Write out each entry once more so that it matches the original exactly.

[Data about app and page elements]
● ● ● ● ●

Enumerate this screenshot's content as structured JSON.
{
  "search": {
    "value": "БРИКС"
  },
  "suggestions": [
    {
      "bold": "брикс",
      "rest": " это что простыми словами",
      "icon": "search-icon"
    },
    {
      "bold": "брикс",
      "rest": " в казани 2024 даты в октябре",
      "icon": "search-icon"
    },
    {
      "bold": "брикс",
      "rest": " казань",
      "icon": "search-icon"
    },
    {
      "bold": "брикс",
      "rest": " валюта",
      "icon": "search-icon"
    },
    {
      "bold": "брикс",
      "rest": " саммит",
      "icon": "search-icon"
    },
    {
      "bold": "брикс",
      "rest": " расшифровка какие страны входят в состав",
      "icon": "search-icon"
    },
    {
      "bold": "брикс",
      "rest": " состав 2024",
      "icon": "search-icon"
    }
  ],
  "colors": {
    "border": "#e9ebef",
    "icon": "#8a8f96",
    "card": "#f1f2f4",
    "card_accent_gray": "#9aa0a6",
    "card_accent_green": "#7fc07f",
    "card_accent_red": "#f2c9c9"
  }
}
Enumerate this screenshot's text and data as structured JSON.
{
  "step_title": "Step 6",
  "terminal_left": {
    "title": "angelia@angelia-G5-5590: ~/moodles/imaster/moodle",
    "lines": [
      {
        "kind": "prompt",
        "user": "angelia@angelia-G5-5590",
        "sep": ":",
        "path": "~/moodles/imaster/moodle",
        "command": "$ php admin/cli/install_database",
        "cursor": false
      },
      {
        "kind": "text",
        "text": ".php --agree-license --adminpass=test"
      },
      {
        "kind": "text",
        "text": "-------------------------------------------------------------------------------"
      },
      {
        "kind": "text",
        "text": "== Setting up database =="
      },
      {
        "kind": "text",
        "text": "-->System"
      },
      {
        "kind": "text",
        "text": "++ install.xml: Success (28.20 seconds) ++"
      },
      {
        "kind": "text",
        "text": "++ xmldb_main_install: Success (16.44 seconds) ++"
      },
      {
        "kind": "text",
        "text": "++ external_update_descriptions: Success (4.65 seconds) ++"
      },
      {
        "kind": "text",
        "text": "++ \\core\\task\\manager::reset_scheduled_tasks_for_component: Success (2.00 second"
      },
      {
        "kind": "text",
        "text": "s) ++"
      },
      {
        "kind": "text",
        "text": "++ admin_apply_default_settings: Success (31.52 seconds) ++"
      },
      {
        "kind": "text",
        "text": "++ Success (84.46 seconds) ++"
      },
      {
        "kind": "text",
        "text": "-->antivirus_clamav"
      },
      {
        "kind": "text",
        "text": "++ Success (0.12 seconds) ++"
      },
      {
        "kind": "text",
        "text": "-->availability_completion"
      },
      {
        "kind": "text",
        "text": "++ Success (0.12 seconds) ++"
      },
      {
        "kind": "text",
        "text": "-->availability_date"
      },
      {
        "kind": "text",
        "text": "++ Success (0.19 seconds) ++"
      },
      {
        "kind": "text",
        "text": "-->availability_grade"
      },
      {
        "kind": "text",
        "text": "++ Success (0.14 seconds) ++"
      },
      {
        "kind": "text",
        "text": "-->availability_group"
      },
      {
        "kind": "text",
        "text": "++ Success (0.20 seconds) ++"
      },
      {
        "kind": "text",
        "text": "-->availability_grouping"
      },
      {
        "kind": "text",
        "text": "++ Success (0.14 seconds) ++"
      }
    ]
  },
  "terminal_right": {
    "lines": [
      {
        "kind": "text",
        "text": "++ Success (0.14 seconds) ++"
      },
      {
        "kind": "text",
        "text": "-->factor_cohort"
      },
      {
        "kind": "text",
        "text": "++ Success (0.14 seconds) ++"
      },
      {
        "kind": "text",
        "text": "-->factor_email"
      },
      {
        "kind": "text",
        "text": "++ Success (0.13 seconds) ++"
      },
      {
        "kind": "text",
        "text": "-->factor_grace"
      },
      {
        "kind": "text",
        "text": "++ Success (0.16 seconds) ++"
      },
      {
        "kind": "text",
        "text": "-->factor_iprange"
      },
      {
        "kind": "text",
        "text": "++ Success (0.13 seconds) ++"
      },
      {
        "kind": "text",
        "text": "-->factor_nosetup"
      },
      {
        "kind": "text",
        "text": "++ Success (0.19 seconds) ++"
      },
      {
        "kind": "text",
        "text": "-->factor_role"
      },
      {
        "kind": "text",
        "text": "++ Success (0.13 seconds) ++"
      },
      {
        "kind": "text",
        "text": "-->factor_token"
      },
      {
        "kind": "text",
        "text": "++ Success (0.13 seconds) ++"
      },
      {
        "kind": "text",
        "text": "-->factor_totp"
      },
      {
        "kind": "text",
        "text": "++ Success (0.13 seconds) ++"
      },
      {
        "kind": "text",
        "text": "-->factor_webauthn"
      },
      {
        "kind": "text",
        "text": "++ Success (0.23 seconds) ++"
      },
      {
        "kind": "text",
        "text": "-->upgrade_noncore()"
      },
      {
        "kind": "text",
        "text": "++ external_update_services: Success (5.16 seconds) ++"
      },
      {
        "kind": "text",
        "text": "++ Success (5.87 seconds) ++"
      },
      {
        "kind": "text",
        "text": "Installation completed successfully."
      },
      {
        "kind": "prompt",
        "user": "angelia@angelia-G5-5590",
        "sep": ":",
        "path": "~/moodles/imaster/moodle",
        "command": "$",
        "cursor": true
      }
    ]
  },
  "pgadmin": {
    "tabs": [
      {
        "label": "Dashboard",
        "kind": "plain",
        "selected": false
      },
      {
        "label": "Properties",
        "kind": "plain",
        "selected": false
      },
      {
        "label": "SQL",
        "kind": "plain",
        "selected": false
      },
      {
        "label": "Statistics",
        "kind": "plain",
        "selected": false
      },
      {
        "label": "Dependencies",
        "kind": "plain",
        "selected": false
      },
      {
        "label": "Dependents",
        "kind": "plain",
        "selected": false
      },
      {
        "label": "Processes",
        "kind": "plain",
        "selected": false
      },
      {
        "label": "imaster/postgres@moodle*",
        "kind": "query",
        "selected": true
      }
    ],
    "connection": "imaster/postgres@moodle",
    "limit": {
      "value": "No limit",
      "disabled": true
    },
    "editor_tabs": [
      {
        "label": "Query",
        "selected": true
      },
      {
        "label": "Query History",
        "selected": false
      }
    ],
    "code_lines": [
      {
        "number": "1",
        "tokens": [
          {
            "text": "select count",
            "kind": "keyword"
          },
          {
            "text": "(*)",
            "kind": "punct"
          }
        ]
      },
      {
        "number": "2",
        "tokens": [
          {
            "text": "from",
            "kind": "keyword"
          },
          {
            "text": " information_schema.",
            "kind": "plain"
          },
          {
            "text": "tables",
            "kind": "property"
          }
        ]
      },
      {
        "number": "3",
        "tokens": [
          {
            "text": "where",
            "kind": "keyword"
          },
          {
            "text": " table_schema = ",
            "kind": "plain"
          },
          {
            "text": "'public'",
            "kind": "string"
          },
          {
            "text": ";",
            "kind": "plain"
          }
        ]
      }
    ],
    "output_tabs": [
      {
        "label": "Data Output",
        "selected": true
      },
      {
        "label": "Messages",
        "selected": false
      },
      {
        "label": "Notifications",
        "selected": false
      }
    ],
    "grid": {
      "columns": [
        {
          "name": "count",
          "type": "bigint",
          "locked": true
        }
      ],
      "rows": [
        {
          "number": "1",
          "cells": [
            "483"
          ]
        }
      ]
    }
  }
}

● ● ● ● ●

TASK OUTPUT:
Enumerate this screenshot's content as structured JSON.
{
  "search": {
    "value": "БРИКС"
  },
  "suggestions": [
    {
      "bold": "брикс",
      "rest": " это что простыми словами",
      "icon": "search-icon"
    },
    {
      "bold": "брикс",
      "rest": " в казани 2024 даты в октябре",
      "icon": "search-icon"
    },
    {
      "bold": "брикс",
      "rest": " казань",
      "icon": "search-icon"
    },
    {
      "bold": "брикс",
      "rest": " валюта",
      "icon": "search-icon"
    },
    {
      "bold": "брикс",
      "rest": " саммит",
      "icon": "search-icon"
    },
    {
      "bold": "брикс",
      "rest": " расшифровка какие страны входят в состав",
      "icon": "search-icon"
    },
    {
      "bold": "брикс",
      "rest": " состав 2024",
      "icon": "search-icon"
    }
  ],
  "colors": {
    "border": "#e9ebef",
    "icon": "#8a8f96",
    "card": "#f1f2f4",
    "card_accent_gray": "#9aa0a6",
    "card_accent_green": "#7fc07f",
    "card_accent_red": "#f2c9c9"
  }
}
Enumerate this screenshot's text and data as structured JSON.
{
  "step_title": "Step 6",
  "terminal_left": {
    "title": "angelia@angelia-G5-5590: ~/moodles/imaster/moodle",
    "lines": [
      {
        "kind": "prompt",
        "user": "angelia@angelia-G5-5590",
        "sep": ":",
        "path": "~/moodles/imaster/moodle",
        "command": "$ php admin/cli/install_database",
        "cursor": false
      },
      {
        "kind": "text",
        "text": ".php --agree-license --adminpass=test"
      },
      {
        "kind": "text",
        "text": "-------------------------------------------------------------------------------"
      },
      {
        "kind": "text",
        "text": "== Setting up database =="
      },
      {
        "kind": "text",
        "text": "-->System"
      },
      {
        "kind": "text",
        "text": "++ install.xml: Success (28.20 seconds) ++"
      },
      {
        "kind": "text",
        "text": "++ xmldb_main_install: Success (16.44 seconds) ++"
      },
      {
        "kind": "text",
        "text": "++ external_update_descriptions: Success (4.65 seconds) ++"
      },
      {
        "kind": "text",
        "text": "++ \\core\\task\\manager::reset_scheduled_tasks_for_component: Success (2.00 second"
      },
      {
        "kind": "text",
        "text": "s) ++"
      },
      {
        "kind": "text",
        "text": "++ admin_apply_default_settings: Success (31.52 seconds) ++"
      },
      {
        "kind": "text",
        "text": "++ Success (84.46 seconds) ++"
      },
      {
        "kind": "text",
        "text": "-->antivirus_clamav"
      },
      {
        "kind": "text",
        "text": "++ Success (0.12 seconds) ++"
      },
      {
        "kind": "text",
        "text": "-->availability_completion"
      },
      {
        "kind": "text",
        "text": "++ Success (0.12 seconds) ++"
      },
      {
        "kind": "text",
        "text": "-->availability_date"
      },
      {
        "kind": "text",
        "text": "++ Success (0.19 seconds) ++"
      },
      {
        "kind": "text",
        "text": "-->availability_grade"
      },
      {
        "kind": "text",
        "text": "++ Success (0.14 seconds) ++"
      },
      {
        "kind": "text",
        "text": "-->availability_group"
      },
      {
        "kind": "text",
        "text": "++ Success (0.20 seconds) ++"
      },
      {
        "kind": "text",
        "text": "-->availability_grouping"
      },
      {
        "kind": "text",
        "text": "++ Success (0.14 seconds) ++"
      }
    ]
  },
  "terminal_right": {
    "lines": [
      {
        "kind": "text",
        "text": "++ Success (0.14 seconds) ++"
      },
      {
        "kind": "text",
        "text": "-->factor_cohort"
      },
      {
        "kind": "text",
        "text": "++ Success (0.14 seconds) ++"
      },
      {
        "kind": "text",
        "text": "-->factor_email"
      },
      {
        "kind": "text",
        "text": "++ Success (0.13 seconds) ++"
      },
      {
        "kind": "text",
        "text": "-->factor_grace"
      },
      {
        "kind": "text",
        "text": "++ Success (0.16 seconds) ++"
      },
      {
        "kind": "text",
        "text": "-->factor_iprange"
      },
      {
        "kind": "text",
        "text": "++ Success (0.13 seconds) ++"
      },
      {
        "kind": "text",
        "text": "-->factor_nosetup"
      },
      {
        "kind": "text",
        "text": "++ Success (0.19 seconds) ++"
      },
      {
        "kind": "text",
        "text": "-->factor_role"
      },
      {
        "kind": "text",
        "text": "++ Success (0.13 seconds) ++"
      },
      {
        "kind": "text",
        "text": "-->factor_token"
      },
      {
        "kind": "text",
        "text": "++ Success (0.13 seconds) ++"
      },
      {
        "kind": "text",
        "text": "-->factor_totp"
      },
      {
        "kind": "text",
        "text": "++ Success (0.13 seconds) ++"
      },
      {
        "kind": "text",
        "text": "-->factor_webauthn"
      },
      {
        "kind": "text",
        "text": "++ Success (0.23 seconds) ++"
      },
      {
        "kind": "text",
        "text": "-->upgrade_noncore()"
      },
      {
        "kind": "text",
        "text": "++ external_update_services: Success (5.16 seconds) ++"
      },
      {
        "kind": "text",
        "text": "++ Success (5.87 seconds) ++"
      },
      {
        "kind": "text",
        "text": "Installation completed successfully."
      },
      {
        "kind": "prompt",
        "user": "angelia@angelia-G5-5590",
        "sep": ":",
        "path": "~/moodles/imaster/moodle",
        "command": "$",
        "cursor": true
      }
    ]
  },
  "pgadmin": {
    "tabs": [
      {
        "label": "Dashboard",
        "kind": "plain",
        "selected": false
      },
      {
        "label": "Properties",
        "kind": "plain",
        "selected": false
      },
      {
        "label": "SQL",
        "kind": "plain",
        "selected": false
      },
      {
        "label": "Statistics",
        "kind": "plain",
        "selected": false
      },
      {
        "label": "Dependencies",
        "kind": "plain",
        "selected": false
      },
      {
        "label": "Dependents",
        "kind": "plain",
        "selected": false
      },
      {
        "label": "Processes",
        "kind": "plain",
        "selected": false
      },
      {
        "label": "imaster/postgres@moodle*",
        "kind": "query",
        "selected": true
      }
    ],
    "connection": "imaster/postgres@moodle",
    "limit": {
      "value": "No limit",
      "disabled": true
    },
    "editor_tabs": [
      {
        "label": "Query",
        "selected": true
      },
      {
        "label": "Query History",
        "selected": false
      }
    ],
    "code_lines": [
      {
        "number": "1",
        "tokens": [
          {
            "text": "select count",
            "kind": "keyword"
          },
          {
            "text": "(*)",
            "kind": "punct"
          }
        ]
      },
      {
        "number": "2",
        "tokens": [
          {
            "text": "from",
            "kind": "keyword"
          },
          {
            "text": " information_schema.",
            "kind": "plain"
          },
          {
            "text": "tables",
            "kind": "property"
          }
        ]
      },
      {
        "number": "3",
        "tokens": [
          {
            "text": "where",
            "kind": "keyword"
          },
          {
            "text": " table_schema = ",
            "kind": "plain"
          },
          {
            "text": "'public'",
            "kind": "string"
          },
          {
            "text": ";",
            "kind": "plain"
          }
        ]
      }
    ],
    "output_tabs": [
      {
        "label": "Data Output",
        "selected": true
      },
      {
        "label": "Messages",
        "selected": false
      },
      {
        "label": "Notifications",
        "selected": false
      }
    ],
    "grid": {
      "columns": [
        {
          "name": "count",
          "type": "bigint",
          "locked": true
        }
      ],
      "rows": [
        {
          "number": "1",
          "cells": [
            "483"
          ]
        }
      ]
    }
  }
}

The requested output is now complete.